▶ What to work on: Of the lines in the data below, count the ones holding the string "amount", and answer with that number only.

Collected data entries:
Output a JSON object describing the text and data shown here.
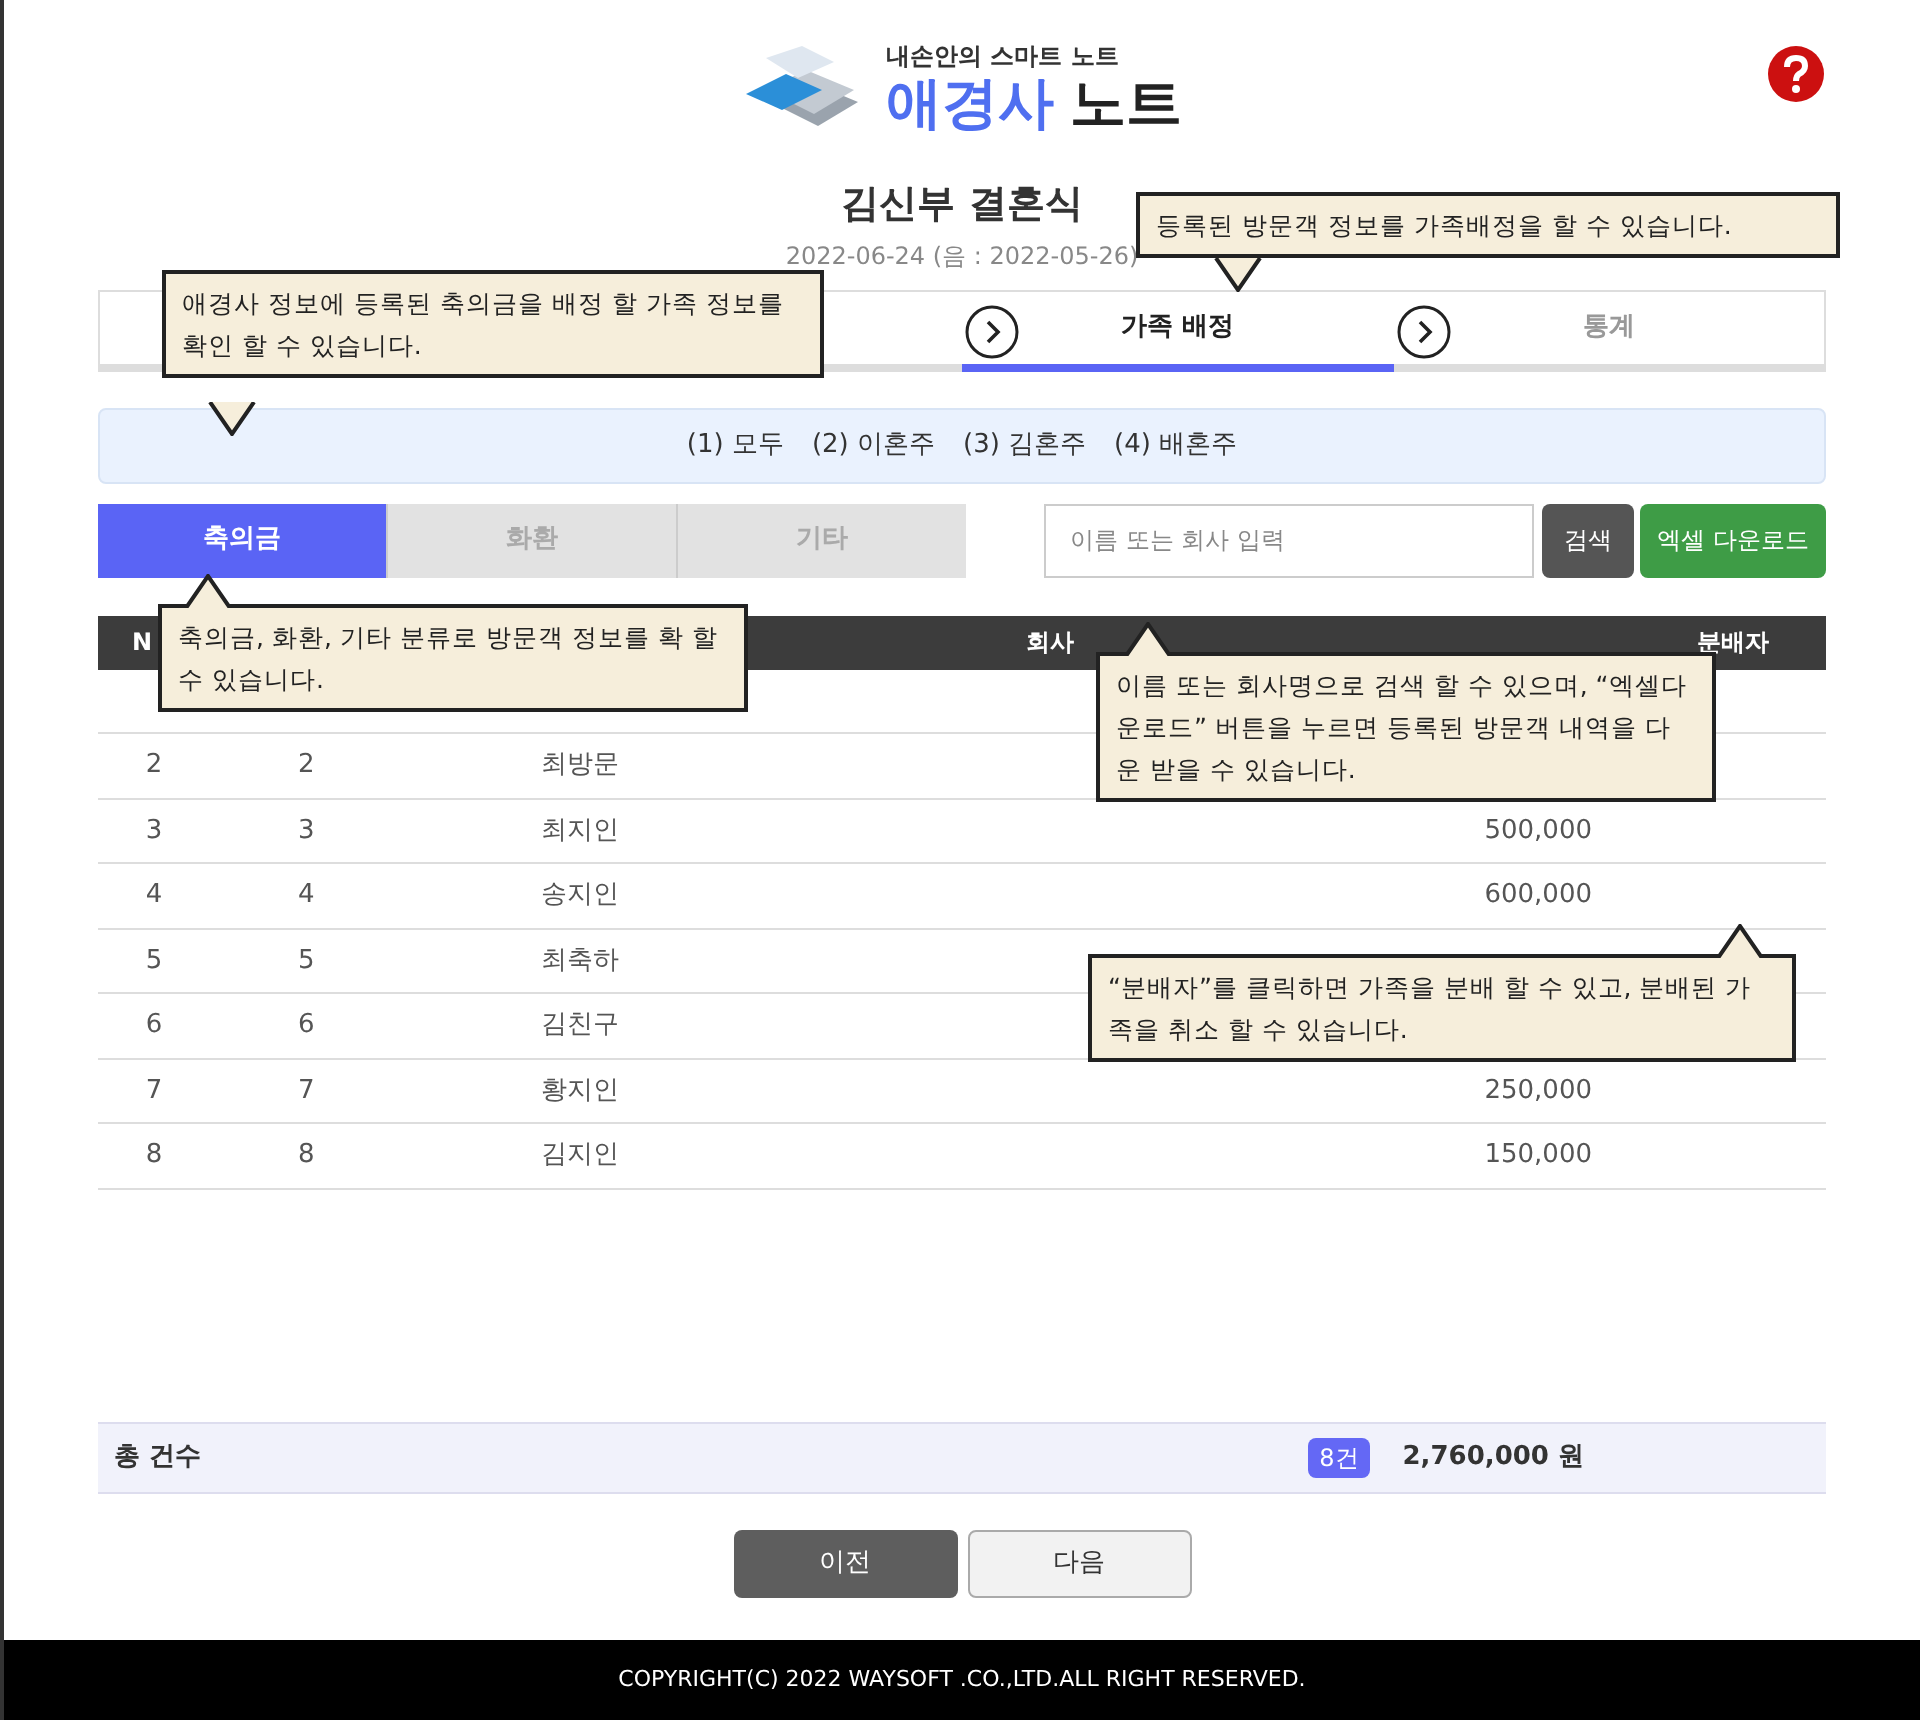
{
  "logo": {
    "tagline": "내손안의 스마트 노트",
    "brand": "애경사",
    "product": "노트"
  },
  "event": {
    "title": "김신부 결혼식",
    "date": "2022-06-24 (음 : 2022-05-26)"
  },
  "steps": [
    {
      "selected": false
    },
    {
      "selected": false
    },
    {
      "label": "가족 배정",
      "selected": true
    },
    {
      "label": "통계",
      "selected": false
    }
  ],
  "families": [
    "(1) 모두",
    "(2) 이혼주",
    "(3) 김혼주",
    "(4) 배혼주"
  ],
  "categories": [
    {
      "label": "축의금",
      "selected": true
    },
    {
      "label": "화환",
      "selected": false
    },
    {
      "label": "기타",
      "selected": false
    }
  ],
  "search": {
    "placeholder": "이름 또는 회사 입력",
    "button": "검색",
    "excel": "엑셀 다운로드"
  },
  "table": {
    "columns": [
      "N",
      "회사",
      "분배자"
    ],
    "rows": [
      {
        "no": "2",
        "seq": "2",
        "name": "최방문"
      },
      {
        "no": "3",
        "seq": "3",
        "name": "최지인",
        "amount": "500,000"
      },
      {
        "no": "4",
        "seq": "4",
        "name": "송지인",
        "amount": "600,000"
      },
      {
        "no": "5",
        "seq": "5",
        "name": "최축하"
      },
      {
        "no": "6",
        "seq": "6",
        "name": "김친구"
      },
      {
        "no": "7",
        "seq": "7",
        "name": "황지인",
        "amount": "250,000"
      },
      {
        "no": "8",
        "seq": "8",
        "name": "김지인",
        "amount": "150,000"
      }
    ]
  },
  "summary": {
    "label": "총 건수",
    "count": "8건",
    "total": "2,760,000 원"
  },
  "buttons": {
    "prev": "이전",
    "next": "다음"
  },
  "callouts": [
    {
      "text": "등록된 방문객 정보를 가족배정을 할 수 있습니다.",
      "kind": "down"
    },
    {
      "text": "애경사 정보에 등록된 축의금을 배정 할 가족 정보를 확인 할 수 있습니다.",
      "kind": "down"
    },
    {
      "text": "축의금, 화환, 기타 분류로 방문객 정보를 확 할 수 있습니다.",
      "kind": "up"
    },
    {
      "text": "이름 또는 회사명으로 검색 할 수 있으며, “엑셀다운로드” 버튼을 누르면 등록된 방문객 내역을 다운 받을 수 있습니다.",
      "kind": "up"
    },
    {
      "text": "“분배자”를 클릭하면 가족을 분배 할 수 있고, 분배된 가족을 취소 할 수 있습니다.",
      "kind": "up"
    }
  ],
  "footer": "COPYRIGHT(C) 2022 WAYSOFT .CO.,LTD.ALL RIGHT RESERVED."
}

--

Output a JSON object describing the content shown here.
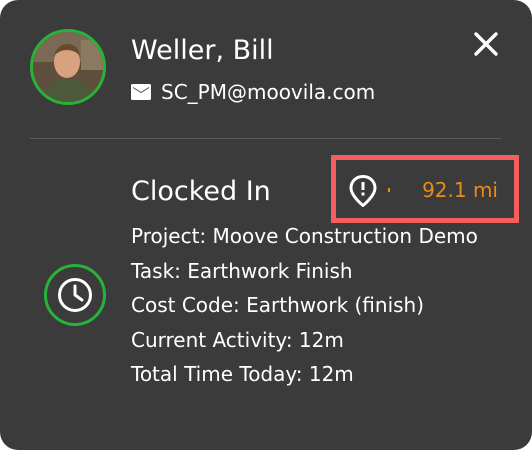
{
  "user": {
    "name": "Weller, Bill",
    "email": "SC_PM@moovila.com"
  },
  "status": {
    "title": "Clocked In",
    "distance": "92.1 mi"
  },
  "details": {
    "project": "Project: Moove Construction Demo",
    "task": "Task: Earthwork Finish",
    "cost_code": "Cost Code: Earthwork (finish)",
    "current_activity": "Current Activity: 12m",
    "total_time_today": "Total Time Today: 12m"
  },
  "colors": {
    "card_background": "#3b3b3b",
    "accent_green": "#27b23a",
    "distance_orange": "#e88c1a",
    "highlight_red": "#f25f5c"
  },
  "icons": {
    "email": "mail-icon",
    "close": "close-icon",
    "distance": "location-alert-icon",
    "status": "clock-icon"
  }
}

▶ Solution below: 4